America’s failing policy in Afghanistan took another blow Sunday, when the Wikileaks Internet project dumped 91,000 classified U.S. military and diplomatic documents on The New York Times, the Guardian of London, England, and the German weekly Der Spiegel.
The documents cover the last six years of the conflict.
On Monday, Wikileaks founder Julian Assange said even more documents will be forthcoming. The documents allegedly were provided to Wikileaks by PFC Bradley Manning, a U.S. Army intelligence analyst, who was arrested in May and charged with transferring the data. He is being held at a military jail in Kuwait and faces 52 years in prison.
The material is a collection of raw documents, some of which has been verified by the news organizations. The Guardian concluded that “taken together, the logs provide a revealing and important picture of how the war is being conducted: the continuing escalation of the conflict; the weakness of much coalition intelligence; and the gap between the polished account of the war offered for public consumption and the messy reality experienced by commanders on the ground.”
Among the revelations, as summarized by the Guardian:
n Coalition forces have killed hundreds of civilians.
n Taliban attacks have increased greatly.
n“NATO commanders fear neighboring Pakistan and Iran are fueling the insurgency.”
n Special Forces has a secret unit that hunts down Taliban leaders for “kill or capture.”
In a replay of how the Soviet Army was defeated in Afghanistan more than two decades ago, insurgents have acquired surface-to-air missiles to shoot down American aircraft. The information was covered up by U.S. officials.
The U.S. is depending more on Reaper drones “to hunt and kill Taliban targets by remote control from a base in Nevada.”
The Taliban have massively increased their roadside bombing campaign, “which has killed more than 2,000 civilians to date.”

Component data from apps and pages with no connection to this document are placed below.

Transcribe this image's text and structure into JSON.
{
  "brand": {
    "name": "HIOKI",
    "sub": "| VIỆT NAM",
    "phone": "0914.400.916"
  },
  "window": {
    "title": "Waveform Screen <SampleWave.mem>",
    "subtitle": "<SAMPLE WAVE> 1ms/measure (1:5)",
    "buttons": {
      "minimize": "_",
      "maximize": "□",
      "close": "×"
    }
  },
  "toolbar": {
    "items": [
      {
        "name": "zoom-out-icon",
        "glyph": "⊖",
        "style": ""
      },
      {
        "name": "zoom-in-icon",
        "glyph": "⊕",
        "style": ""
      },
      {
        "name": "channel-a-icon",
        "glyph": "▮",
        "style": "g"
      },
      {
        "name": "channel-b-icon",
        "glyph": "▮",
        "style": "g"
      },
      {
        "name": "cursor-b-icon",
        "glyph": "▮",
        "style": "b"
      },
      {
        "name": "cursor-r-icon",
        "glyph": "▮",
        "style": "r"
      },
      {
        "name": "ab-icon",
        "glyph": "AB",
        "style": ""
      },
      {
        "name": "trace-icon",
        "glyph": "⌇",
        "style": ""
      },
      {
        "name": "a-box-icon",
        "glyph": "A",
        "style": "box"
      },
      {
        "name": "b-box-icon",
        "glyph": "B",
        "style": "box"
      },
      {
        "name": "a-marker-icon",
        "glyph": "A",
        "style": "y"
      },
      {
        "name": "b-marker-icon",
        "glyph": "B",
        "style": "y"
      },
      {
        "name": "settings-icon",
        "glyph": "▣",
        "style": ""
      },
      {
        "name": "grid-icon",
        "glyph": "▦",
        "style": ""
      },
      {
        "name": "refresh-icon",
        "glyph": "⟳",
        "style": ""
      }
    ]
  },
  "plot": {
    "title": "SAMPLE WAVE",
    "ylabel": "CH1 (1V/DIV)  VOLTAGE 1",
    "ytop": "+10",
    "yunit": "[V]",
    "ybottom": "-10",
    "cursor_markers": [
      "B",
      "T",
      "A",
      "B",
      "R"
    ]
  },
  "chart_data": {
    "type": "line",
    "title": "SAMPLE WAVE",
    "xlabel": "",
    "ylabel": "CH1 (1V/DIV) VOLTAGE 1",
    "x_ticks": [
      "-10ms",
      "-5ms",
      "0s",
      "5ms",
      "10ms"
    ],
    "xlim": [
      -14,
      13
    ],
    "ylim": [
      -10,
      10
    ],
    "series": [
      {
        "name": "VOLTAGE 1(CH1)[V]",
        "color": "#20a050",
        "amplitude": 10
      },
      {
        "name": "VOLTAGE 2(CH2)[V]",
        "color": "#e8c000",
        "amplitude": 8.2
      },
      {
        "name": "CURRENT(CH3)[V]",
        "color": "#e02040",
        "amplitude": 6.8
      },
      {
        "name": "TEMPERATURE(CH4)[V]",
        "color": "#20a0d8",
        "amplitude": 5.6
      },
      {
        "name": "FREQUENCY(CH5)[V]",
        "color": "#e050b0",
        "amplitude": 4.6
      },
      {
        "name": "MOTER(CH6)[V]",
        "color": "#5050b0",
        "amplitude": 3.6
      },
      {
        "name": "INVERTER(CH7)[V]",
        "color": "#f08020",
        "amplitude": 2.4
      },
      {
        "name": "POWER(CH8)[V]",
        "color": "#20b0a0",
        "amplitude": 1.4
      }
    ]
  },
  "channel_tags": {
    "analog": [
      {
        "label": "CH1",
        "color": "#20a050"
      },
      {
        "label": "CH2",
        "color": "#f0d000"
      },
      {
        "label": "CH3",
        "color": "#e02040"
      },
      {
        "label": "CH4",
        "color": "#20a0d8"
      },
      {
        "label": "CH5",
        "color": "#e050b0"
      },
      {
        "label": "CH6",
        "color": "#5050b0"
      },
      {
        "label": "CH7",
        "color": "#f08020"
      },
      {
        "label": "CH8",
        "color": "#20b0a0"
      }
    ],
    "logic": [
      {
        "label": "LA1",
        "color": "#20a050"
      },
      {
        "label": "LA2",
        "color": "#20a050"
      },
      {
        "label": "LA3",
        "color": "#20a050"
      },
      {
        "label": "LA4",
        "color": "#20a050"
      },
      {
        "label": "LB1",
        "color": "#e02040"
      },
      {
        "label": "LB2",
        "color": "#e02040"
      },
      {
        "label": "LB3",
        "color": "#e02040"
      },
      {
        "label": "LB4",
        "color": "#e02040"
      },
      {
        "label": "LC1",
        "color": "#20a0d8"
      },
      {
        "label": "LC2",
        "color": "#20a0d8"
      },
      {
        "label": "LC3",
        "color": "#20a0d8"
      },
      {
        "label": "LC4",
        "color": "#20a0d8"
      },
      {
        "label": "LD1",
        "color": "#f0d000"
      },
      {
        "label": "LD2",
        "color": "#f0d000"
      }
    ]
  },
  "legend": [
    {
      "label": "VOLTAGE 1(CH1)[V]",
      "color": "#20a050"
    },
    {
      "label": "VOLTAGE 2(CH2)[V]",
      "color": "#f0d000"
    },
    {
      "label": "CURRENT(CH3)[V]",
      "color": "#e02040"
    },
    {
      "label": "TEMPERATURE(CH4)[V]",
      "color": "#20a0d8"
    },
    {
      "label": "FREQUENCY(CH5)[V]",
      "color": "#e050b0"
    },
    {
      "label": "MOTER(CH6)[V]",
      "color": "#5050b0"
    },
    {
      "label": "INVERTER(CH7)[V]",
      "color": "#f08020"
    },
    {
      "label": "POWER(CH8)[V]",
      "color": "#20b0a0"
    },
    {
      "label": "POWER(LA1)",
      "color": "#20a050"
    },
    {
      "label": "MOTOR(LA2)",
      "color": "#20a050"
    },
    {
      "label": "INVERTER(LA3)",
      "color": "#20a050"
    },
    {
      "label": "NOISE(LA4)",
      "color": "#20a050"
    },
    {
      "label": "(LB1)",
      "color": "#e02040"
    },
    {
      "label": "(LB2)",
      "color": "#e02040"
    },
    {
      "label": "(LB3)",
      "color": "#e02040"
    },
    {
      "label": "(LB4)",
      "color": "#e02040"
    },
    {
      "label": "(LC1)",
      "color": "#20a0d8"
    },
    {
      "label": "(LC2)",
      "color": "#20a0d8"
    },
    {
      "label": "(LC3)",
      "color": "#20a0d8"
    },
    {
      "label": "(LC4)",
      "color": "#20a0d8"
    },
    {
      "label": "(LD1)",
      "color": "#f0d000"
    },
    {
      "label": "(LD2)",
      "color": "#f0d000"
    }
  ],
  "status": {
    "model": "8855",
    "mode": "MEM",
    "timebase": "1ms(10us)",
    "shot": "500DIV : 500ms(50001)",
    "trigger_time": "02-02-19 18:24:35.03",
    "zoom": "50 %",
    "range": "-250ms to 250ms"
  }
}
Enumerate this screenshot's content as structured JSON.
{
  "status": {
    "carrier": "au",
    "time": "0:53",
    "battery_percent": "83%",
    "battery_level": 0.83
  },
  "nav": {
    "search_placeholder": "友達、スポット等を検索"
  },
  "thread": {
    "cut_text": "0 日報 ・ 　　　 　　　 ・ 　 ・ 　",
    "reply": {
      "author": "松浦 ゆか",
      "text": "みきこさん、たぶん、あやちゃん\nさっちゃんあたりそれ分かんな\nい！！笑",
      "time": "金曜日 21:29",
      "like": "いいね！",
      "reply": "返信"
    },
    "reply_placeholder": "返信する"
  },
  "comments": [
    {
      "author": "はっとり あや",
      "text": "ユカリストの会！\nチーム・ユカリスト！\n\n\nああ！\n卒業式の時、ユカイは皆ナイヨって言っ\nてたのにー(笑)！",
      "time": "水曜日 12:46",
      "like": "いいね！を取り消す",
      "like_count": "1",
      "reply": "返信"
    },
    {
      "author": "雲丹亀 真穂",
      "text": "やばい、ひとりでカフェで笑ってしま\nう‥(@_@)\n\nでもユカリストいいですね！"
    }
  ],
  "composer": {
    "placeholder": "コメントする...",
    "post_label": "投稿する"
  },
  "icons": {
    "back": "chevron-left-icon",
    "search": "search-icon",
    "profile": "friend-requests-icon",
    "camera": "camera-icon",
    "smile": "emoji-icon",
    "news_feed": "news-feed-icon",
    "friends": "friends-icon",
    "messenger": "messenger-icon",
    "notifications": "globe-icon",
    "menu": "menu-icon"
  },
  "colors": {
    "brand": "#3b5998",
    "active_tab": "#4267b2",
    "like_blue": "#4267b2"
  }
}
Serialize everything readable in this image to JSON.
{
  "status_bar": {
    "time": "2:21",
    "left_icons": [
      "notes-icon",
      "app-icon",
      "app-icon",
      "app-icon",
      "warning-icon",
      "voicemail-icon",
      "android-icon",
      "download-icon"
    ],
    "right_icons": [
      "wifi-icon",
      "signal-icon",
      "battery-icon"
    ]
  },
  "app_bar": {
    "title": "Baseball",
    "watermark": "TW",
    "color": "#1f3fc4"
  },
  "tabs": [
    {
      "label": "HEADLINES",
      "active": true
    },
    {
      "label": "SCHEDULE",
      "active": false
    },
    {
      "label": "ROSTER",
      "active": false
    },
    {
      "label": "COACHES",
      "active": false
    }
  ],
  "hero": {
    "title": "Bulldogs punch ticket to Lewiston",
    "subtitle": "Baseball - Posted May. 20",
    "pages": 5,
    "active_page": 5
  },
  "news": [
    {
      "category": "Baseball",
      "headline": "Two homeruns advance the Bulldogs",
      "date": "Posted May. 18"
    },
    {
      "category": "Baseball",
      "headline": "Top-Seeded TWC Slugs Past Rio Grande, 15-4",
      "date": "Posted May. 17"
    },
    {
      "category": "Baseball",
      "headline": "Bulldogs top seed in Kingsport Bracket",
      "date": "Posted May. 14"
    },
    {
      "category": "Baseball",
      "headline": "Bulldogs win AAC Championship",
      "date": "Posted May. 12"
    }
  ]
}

The leaks are confirming evidence that this is a misguided war. “This is one of the many nails in the coffin” of the support for the effort, said Malou Innocent, who specializes in Middle East security issues. “In recent months, there has been a relentless pummeling of the mission and the campaign.”
She cited the Afghan War surpassing the Vietnam War to become America’s longest; increased American casualties, with more than 1,000 now killed there; the firing for insubordination of the war’s commander, Gen. Stanley McChrystal, by President Obama; and the increased reports of the corruption of Afghan President Hamid Karzai, whom American forces keep in power.
The leaks to the news groups also revealed the ties between Pakistani intelligence with Taliban insurgents, and even with al-Qaida. Innocent pointed out that “America has given Pakistan billions in aid since 9/11” to help the effort against the Afghan insurgents, largely because “70 percent of U.S. and NATO supplies” flow through Pakistan to Afghanistan. Yet the Pakistanis “are playing a double game.”
The Wikileaks data are being compared to the Pentagon Papers, which defense analyst Daniel Ellsberg released in 1971, revealing secret parts of the Vietnam War that had been kept from the American people, and the government’s own doubts about winning the war. Their release increased what was called the “credibility gap” between the government and citizens.
In the Afghan case, the American effort “needs to be scaled down to a terrorism-fighting mission,” Innocent urged. “This more ambitious nation-building mission won’t succeed.”
Innocent is right. It appears less and less promising that the current approach in Afghanistan will yield either more safety for America or will advance significantly U.S. pursuit of al-Qaida.